### [Web page and app entries]
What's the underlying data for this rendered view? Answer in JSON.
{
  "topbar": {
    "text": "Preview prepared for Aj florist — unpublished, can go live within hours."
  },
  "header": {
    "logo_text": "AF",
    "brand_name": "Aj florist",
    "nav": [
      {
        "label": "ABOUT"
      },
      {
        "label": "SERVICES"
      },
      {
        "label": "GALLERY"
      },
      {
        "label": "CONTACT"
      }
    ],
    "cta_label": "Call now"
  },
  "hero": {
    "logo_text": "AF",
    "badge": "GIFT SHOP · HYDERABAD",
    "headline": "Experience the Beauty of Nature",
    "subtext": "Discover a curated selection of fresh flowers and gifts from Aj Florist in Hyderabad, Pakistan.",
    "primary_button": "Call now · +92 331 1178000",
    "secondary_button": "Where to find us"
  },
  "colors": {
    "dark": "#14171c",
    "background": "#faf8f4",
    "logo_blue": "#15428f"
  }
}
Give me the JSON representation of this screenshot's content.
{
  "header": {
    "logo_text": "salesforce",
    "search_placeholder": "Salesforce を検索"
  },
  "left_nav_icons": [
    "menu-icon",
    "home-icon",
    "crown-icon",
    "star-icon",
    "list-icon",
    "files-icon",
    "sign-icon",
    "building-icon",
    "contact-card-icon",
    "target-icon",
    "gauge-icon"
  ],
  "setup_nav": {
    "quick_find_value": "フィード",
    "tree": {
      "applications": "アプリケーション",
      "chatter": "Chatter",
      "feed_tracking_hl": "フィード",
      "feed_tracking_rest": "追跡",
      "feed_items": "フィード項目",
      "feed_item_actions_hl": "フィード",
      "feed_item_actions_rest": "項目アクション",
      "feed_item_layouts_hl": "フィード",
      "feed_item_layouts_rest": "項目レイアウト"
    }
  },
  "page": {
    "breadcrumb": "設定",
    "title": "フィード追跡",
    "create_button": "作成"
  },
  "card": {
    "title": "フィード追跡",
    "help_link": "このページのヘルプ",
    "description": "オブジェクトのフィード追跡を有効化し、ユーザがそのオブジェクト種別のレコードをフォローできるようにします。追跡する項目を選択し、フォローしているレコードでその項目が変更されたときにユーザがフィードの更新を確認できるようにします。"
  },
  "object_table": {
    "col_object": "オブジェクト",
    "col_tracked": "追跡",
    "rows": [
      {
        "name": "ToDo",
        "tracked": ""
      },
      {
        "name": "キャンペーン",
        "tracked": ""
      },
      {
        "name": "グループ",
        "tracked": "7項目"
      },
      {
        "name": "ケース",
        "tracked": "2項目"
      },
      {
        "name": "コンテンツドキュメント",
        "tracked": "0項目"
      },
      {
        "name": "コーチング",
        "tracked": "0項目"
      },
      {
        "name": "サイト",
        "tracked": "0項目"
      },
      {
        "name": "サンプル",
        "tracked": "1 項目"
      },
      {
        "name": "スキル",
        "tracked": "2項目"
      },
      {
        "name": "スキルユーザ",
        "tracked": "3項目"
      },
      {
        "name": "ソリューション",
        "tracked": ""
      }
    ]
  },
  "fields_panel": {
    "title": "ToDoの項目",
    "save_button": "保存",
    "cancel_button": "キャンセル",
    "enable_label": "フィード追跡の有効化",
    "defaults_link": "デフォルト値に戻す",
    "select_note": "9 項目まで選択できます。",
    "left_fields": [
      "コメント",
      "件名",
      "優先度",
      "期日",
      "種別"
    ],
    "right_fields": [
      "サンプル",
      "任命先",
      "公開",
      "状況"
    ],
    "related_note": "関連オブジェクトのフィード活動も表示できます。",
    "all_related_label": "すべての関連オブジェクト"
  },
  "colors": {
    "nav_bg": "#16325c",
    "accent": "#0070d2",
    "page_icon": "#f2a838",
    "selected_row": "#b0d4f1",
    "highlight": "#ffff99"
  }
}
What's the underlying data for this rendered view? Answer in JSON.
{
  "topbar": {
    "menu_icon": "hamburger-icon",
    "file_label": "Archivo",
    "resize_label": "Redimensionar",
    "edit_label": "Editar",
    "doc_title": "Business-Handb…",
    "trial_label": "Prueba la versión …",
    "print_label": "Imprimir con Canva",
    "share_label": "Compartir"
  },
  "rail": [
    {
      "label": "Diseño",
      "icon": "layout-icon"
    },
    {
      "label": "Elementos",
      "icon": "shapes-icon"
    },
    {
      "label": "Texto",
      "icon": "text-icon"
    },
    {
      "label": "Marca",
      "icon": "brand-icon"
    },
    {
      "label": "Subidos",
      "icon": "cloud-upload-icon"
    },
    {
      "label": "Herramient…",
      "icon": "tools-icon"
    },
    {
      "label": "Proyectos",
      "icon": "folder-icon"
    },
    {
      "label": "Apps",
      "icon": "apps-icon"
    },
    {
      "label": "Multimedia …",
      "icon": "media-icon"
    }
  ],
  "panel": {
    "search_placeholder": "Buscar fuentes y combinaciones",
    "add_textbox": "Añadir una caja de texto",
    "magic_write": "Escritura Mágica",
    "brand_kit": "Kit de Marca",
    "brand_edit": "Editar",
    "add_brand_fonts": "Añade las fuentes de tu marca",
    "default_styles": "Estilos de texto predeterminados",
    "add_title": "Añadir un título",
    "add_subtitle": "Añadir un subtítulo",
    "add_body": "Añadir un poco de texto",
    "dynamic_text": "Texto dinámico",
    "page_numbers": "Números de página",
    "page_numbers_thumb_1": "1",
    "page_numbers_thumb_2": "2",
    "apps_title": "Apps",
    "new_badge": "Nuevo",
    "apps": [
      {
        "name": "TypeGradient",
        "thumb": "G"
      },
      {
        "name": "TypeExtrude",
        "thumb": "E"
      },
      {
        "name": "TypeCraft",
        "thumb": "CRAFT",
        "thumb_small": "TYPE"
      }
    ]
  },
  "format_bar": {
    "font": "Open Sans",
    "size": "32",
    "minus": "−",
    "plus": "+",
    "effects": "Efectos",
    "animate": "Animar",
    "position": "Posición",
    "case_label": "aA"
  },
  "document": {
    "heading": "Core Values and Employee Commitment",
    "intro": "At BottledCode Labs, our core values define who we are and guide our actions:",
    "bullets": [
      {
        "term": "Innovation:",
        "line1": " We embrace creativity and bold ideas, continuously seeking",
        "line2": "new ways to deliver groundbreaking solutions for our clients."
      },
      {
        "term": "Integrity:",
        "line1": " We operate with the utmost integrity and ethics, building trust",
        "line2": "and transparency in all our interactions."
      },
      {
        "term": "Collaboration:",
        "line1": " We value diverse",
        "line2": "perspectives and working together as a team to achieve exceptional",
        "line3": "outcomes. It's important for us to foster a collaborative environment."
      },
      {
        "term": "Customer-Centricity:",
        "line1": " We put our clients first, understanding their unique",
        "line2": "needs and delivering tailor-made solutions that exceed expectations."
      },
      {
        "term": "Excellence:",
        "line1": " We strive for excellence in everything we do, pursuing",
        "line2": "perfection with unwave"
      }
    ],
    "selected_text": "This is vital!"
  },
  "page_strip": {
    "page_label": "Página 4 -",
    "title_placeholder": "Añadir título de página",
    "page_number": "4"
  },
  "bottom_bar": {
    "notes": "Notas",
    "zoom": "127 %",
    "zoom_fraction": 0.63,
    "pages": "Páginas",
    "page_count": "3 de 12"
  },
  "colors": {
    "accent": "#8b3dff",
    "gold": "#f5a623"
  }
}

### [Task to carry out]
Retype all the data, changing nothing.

### [Exercise result]
What's the underlying data for this rendered view? Answer in JSON.
{
  "topbar": {
    "text": "Preview prepared for Aj florist — unpublished, can go live within hours."
  },
  "header": {
    "logo_text": "AF",
    "brand_name": "Aj florist",
    "nav": [
      {
        "label": "ABOUT"
      },
      {
        "label": "SERVICES"
      },
      {
        "label": "GALLERY"
      },
      {
        "label": "CONTACT"
      }
    ],
    "cta_label": "Call now"
  },
  "hero": {
    "logo_text": "AF",
    "badge": "GIFT SHOP · HYDERABAD",
    "headline": "Experience the Beauty of Nature",
    "subtext": "Discover a curated selection of fresh flowers and gifts from Aj Florist in Hyderabad, Pakistan.",
    "primary_button": "Call now · +92 331 1178000",
    "secondary_button": "Where to find us"
  },
  "colors": {
    "dark": "#14171c",
    "background": "#faf8f4",
    "logo_blue": "#15428f"
  }
}
Give me the JSON representation of this screenshot's content.
{
  "header": {
    "logo_text": "salesforce",
    "search_placeholder": "Salesforce を検索"
  },
  "left_nav_icons": [
    "menu-icon",
    "home-icon",
    "crown-icon",
    "star-icon",
    "list-icon",
    "files-icon",
    "sign-icon",
    "building-icon",
    "contact-card-icon",
    "target-icon",
    "gauge-icon"
  ],
  "setup_nav": {
    "quick_find_value": "フィード",
    "tree": {
      "applications": "アプリケーション",
      "chatter": "Chatter",
      "feed_tracking_hl": "フィード",
      "feed_tracking_rest": "追跡",
      "feed_items": "フィード項目",
      "feed_item_actions_hl": "フィード",
      "feed_item_actions_rest": "項目アクション",
      "feed_item_layouts_hl": "フィード",
      "feed_item_layouts_rest": "項目レイアウト"
    }
  },
  "page": {
    "breadcrumb": "設定",
    "title": "フィード追跡",
    "create_button": "作成"
  },
  "card": {
    "title": "フィード追跡",
    "help_link": "このページのヘルプ",
    "description": "オブジェクトのフィード追跡を有効化し、ユーザがそのオブジェクト種別のレコードをフォローできるようにします。追跡する項目を選択し、フォローしているレコードでその項目が変更されたときにユーザがフィードの更新を確認できるようにします。"
  },
  "object_table": {
    "col_object": "オブジェクト",
    "col_tracked": "追跡",
    "rows": [
      {
        "name": "ToDo",
        "tracked": ""
      },
      {
        "name": "キャンペーン",
        "tracked": ""
      },
      {
        "name": "グループ",
        "tracked": "7項目"
      },
      {
        "name": "ケース",
        "tracked": "2項目"
      },
      {
        "name": "コンテンツドキュメント",
        "tracked": "0項目"
      },
      {
        "name": "コーチング",
        "tracked": "0項目"
      },
      {
        "name": "サイト",
        "tracked": "0項目"
      },
      {
        "name": "サンプル",
        "tracked": "1 項目"
      },
      {
        "name": "スキル",
        "tracked": "2項目"
      },
      {
        "name": "スキルユーザ",
        "tracked": "3項目"
      },
      {
        "name": "ソリューション",
        "tracked": ""
      }
    ]
  },
  "fields_panel": {
    "title": "ToDoの項目",
    "save_button": "保存",
    "cancel_button": "キャンセル",
    "enable_label": "フィード追跡の有効化",
    "defaults_link": "デフォルト値に戻す",
    "select_note": "9 項目まで選択できます。",
    "left_fields": [
      "コメント",
      "件名",
      "優先度",
      "期日",
      "種別"
    ],
    "right_fields": [
      "サンプル",
      "任命先",
      "公開",
      "状況"
    ],
    "related_note": "関連オブジェクトのフィード活動も表示できます。",
    "all_related_label": "すべての関連オブジェクト"
  },
  "colors": {
    "nav_bg": "#16325c",
    "accent": "#0070d2",
    "page_icon": "#f2a838",
    "selected_row": "#b0d4f1",
    "highlight": "#ffff99"
  }
}
What's the underlying data for this rendered view? Answer in JSON.
{
  "topbar": {
    "menu_icon": "hamburger-icon",
    "file_label": "Archivo",
    "resize_label": "Redimensionar",
    "edit_label": "Editar",
    "doc_title": "Business-Handb…",
    "trial_label": "Prueba la versión …",
    "print_label": "Imprimir con Canva",
    "share_label": "Compartir"
  },
  "rail": [
    {
      "label": "Diseño",
      "icon": "layout-icon"
    },
    {
      "label": "Elementos",
      "icon": "shapes-icon"
    },
    {
      "label": "Texto",
      "icon": "text-icon"
    },
    {
      "label": "Marca",
      "icon": "brand-icon"
    },
    {
      "label": "Subidos",
      "icon": "cloud-upload-icon"
    },
    {
      "label": "Herramient…",
      "icon": "tools-icon"
    },
    {
      "label": "Proyectos",
      "icon": "folder-icon"
    },
    {
      "label": "Apps",
      "icon": "apps-icon"
    },
    {
      "label": "Multimedia …",
      "icon": "media-icon"
    }
  ],
  "panel": {
    "search_placeholder": "Buscar fuentes y combinaciones",
    "add_textbox": "Añadir una caja de texto",
    "magic_write": "Escritura Mágica",
    "brand_kit": "Kit de Marca",
    "brand_edit": "Editar",
    "add_brand_fonts": "Añade las fuentes de tu marca",
    "default_styles": "Estilos de texto predeterminados",
    "add_title": "Añadir un título",
    "add_subtitle": "Añadir un subtítulo",
    "add_body": "Añadir un poco de texto",
    "dynamic_text": "Texto dinámico",
    "page_numbers": "Números de página",
    "page_numbers_thumb_1": "1",
    "page_numbers_thumb_2": "2",
    "apps_title": "Apps",
    "new_badge": "Nuevo",
    "apps": [
      {
        "name": "TypeGradient",
        "thumb": "G"
      },
      {
        "name": "TypeExtrude",
        "thumb": "E"
      },
      {
        "name": "TypeCraft",
        "thumb": "CRAFT",
        "thumb_small": "TYPE"
      }
    ]
  },
  "format_bar": {
    "font": "Open Sans",
    "size": "32",
    "minus": "−",
    "plus": "+",
    "effects": "Efectos",
    "animate": "Animar",
    "position": "Posición",
    "case_label": "aA"
  },
  "document": {
    "heading": "Core Values and Employee Commitment",
    "intro": "At BottledCode Labs, our core values define who we are and guide our actions:",
    "bullets": [
      {
        "term": "Innovation:",
        "line1": " We embrace creativity and bold ideas, continuously seeking",
        "line2": "new ways to deliver groundbreaking solutions for our clients."
      },
      {
        "term": "Integrity:",
        "line1": " We operate with the utmost integrity and ethics, building trust",
        "line2": "and transparency in all our interactions."
      },
      {
        "term": "Collaboration:",
        "line1": " We value diverse",
        "line2": "perspectives and working together as a team to achieve exceptional",
        "line3": "outcomes. It's important for us to foster a collaborative environment."
      },
      {
        "term": "Customer-Centricity:",
        "line1": " We put our clients first, understanding their unique",
        "line2": "needs and delivering tailor-made solutions that exceed expectations."
      },
      {
        "term": "Excellence:",
        "line1": " We strive for excellence in everything we do, pursuing",
        "line2": "perfection with unwave"
      }
    ],
    "selected_text": "This is vital!"
  },
  "page_strip": {
    "page_label": "Página 4 -",
    "title_placeholder": "Añadir título de página",
    "page_number": "4"
  },
  "bottom_bar": {
    "notes": "Notas",
    "zoom": "127 %",
    "zoom_fraction": 0.63,
    "pages": "Páginas",
    "page_count": "3 de 12"
  },
  "colors": {
    "accent": "#8b3dff",
    "gold": "#f5a623"
  }
}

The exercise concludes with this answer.